In August last year, I questioned whether China's new interest in international governance institutions would extend to global energy governance and joining the International Energy Agency (IEA). I had some doubts that energy was an area in which China would prioritise cooperation over its national interest, given that IEA members share data and coordinate their oil stocks in times of crisis.

IEA Executive Director Fatih Birol at COP21 (Flickr/IEA

I pointed out that the IEA was in trouble as an energy consumer forum if China and India were not intending to join the organisation. The IEA treaty is tied to OECD membership, yet the IEA predicted as early as 2011 that 90% of the growth in energy demand will come from non-OECD countries over the following 25 years.

While the COP21 climate change agreement has dominated recent energy governance discussions, another important meeting also took place in Paris last year at the IEA headquarters. In November, the IEA commenced a 'modernisation' process by concluding association agreements with the some of the most important Asian energy consumers, namely China, Indonesia and Thailand. Indonesia is particularly indicative of changing energy patterns as it is also an OPEC producer (although this is another complicated relationship).

The association agreements are non-binding and allow the participation of countries in IEA meetings and training and capacity building. Association countries can also send secondees to the IEA secretariat to build up human capital. 

Presumably, these agreements are a stepping-stone towards full membership, as the IEA will help association countries to develop and test emergency response systems. However, the official language is a lot softer and only states that the agreements will 'serve as a bridge and platform for wider-ranging and deeper co-operation and collaboration between IEA member and association countries'.

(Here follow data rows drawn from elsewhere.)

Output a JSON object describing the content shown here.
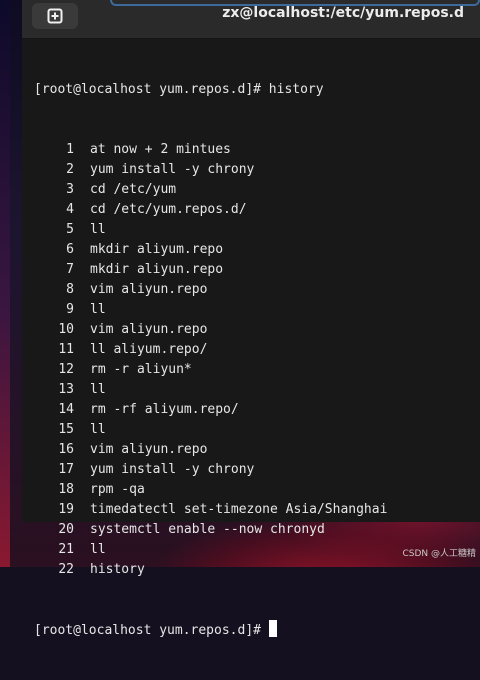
{
  "window": {
    "title": "zx@localhost:/etc/yum.repos.d",
    "new_tab_icon": "plus-square-icon"
  },
  "terminal": {
    "first_prompt": "[root@localhost yum.repos.d]# history",
    "history": [
      {
        "num": "1",
        "cmd": "at now + 2 mintues"
      },
      {
        "num": "2",
        "cmd": "yum install -y chrony"
      },
      {
        "num": "3",
        "cmd": "cd /etc/yum"
      },
      {
        "num": "4",
        "cmd": "cd /etc/yum.repos.d/"
      },
      {
        "num": "5",
        "cmd": "ll"
      },
      {
        "num": "6",
        "cmd": "mkdir aliyum.repo"
      },
      {
        "num": "7",
        "cmd": "mkdir aliyun.repo"
      },
      {
        "num": "8",
        "cmd": "vim aliyun.repo"
      },
      {
        "num": "9",
        "cmd": "ll"
      },
      {
        "num": "10",
        "cmd": "vim aliyun.repo"
      },
      {
        "num": "11",
        "cmd": "ll aliyum.repo/"
      },
      {
        "num": "12",
        "cmd": "rm -r aliyun*"
      },
      {
        "num": "13",
        "cmd": "ll"
      },
      {
        "num": "14",
        "cmd": "rm -rf aliyum.repo/"
      },
      {
        "num": "15",
        "cmd": "ll"
      },
      {
        "num": "16",
        "cmd": "vim aliyun.repo"
      },
      {
        "num": "17",
        "cmd": "yum install -y chrony"
      },
      {
        "num": "18",
        "cmd": "rpm -qa"
      },
      {
        "num": "19",
        "cmd": "timedatectl set-timezone Asia/Shanghai"
      },
      {
        "num": "20",
        "cmd": "systemctl enable --now chronyd"
      },
      {
        "num": "21",
        "cmd": "ll"
      },
      {
        "num": "22",
        "cmd": "history"
      }
    ],
    "last_prompt": "[root@localhost yum.repos.d]#"
  },
  "watermark": "CSDN @人工糖精",
  "colors": {
    "terminal_bg": "#181818",
    "headerbar_bg": "#2a2a2a",
    "text": "#e6e6e6",
    "accent": "#3d6a9a"
  }
}
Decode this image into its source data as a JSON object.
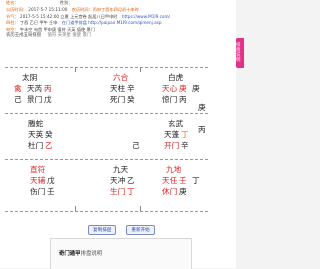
{
  "header": {
    "lines": [
      {
        "label": "姓名：",
        "value": "",
        "extra": "性别："
      },
      {
        "label": "公历时间：",
        "value": "2017-5-7 15:11:00",
        "extra": "农历时间：丙申丁酉年四月初十申时"
      },
      {
        "label": "节气：",
        "value": "2017-5-5 15:42:00 立夏 上元宫卷 起居八日甲申时",
        "extra": "https://www.M1I9.com/"
      },
      {
        "label": "四柱：",
        "value": "丁酉 乙巳 甲午 壬申",
        "extra": "在门道甲排盘 http://paipan.M1I9.com/qimenj.asp"
      },
      {
        "label": "旬空：",
        "value": "午未空 旬首 甲申庚 值符 天英 值使 景门",
        "extra": ""
      }
    ],
    "subline": "农历壬戌五局排盘",
    "subline_gray": "值符 天英星  值使 景门"
  },
  "cells": [
    {
      "god": "太阴",
      "rows": [
        [
          "禽",
          "天芮",
          "丙"
        ],
        [
          "己",
          "景门",
          "戊"
        ]
      ]
    },
    {
      "god": "六合",
      "rows": [
        [
          "",
          "天柱",
          "辛"
        ],
        [
          "",
          "死门",
          "癸"
        ]
      ]
    },
    {
      "god": "白虎",
      "rows": [
        [
          "",
          "天心",
          "庚"
        ],
        [
          "",
          "惊门",
          "丙"
        ]
      ]
    },
    {
      "god": "螣蛇",
      "rows": [
        [
          "",
          "天英",
          "癸"
        ],
        [
          "",
          "杜门",
          "乙"
        ]
      ]
    },
    {
      "god": "",
      "rows": [
        [
          "",
          "",
          ""
        ],
        [
          "",
          "",
          "己"
        ]
      ]
    },
    {
      "god": "玄武",
      "rows": [
        [
          "",
          "天蓬",
          "丁"
        ],
        [
          "",
          "开门",
          "辛"
        ]
      ]
    },
    {
      "god": "直符",
      "rows": [
        [
          "",
          "天辅",
          "戊"
        ],
        [
          "",
          "伤门",
          "壬"
        ]
      ]
    },
    {
      "god": "九天",
      "rows": [
        [
          "",
          "天冲",
          "乙"
        ],
        [
          "",
          "生门",
          "丁"
        ]
      ]
    },
    {
      "god": "九地",
      "rows": [
        [
          "",
          "天任",
          "壬"
        ],
        [
          "",
          "休门",
          "庚"
        ]
      ]
    }
  ],
  "side_left": [
    "庚",
    "丁"
  ],
  "side_right": [
    "庚",
    "丙"
  ],
  "buttons": {
    "copy": "复制排盘",
    "restart": "重新开始"
  },
  "footer": {
    "title": "奇门遁甲",
    "title_suffix": "排盘说明"
  },
  "side_tab": "排盘说明",
  "colors": {
    "accent_red": "#e02020",
    "accent_orange": "#f07000",
    "link_blue": "#2b57b8"
  }
}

The political impetus behind the association agreements is clear – the IEA no longer represents the world's largest current and future energy consumers. The IEA is responding to this by affirming its 'strong desire to welcome more major emerging countries to join association in the future'. But whether India has any aspirations to join is unknown. There are surely those within the IEA who hope that China signing an association agreement might have a positive snowballing effect and influence India. 

The association agreements will form part of the legacy of new Executive Director Fatih Birol, who gave a speech in Beijing just eight days after his appointment to the role. In the speech, he made it explicit that 'this visit to Beijing is a tangible demonstration of my personal vision to modernise the IEA. . . a key part of that vision is to develop a truly International Energy Agency during my tenure'.

In return for China's cooperation, the IEA will set up an IEA China Centre in Beijing which should help improve the quality of China's energy data. As the IEA's main comparative advantage continues to be compiling sophisticated sets of global energy data, data gaps are a big problem. These gaps are a result of poor capabilities as well as political sensitivity. 

Interestingly, Australia has committed a token amount of $260,000 to help establish the new Centre. It is well known that Australia has not been a favourite at the IEA table because it does not hold the stipulated 90 days of energy reserves, but it's to Australia's credit that it is supporting the IEA's modernisation process and encouraging China to strengthen its partnership with the organisation. 

In the short-term, the next steps for the IEA will be to implement and deepen the association agreements, and expand the number of association countries to include other key energy consumers that may not be ready for full membership. In the medium-term, the IEA will need existing members like Australia and many of the founding European members to agree to more radical reforms if the organisation is to stay an important player in global energy governance.

At the end of the day, association agreements are only a workaround solution. The IEA is a consensus body and it needs members to meet around the table on equal footing. It will need to convince many new countries to join as full members to secure its future.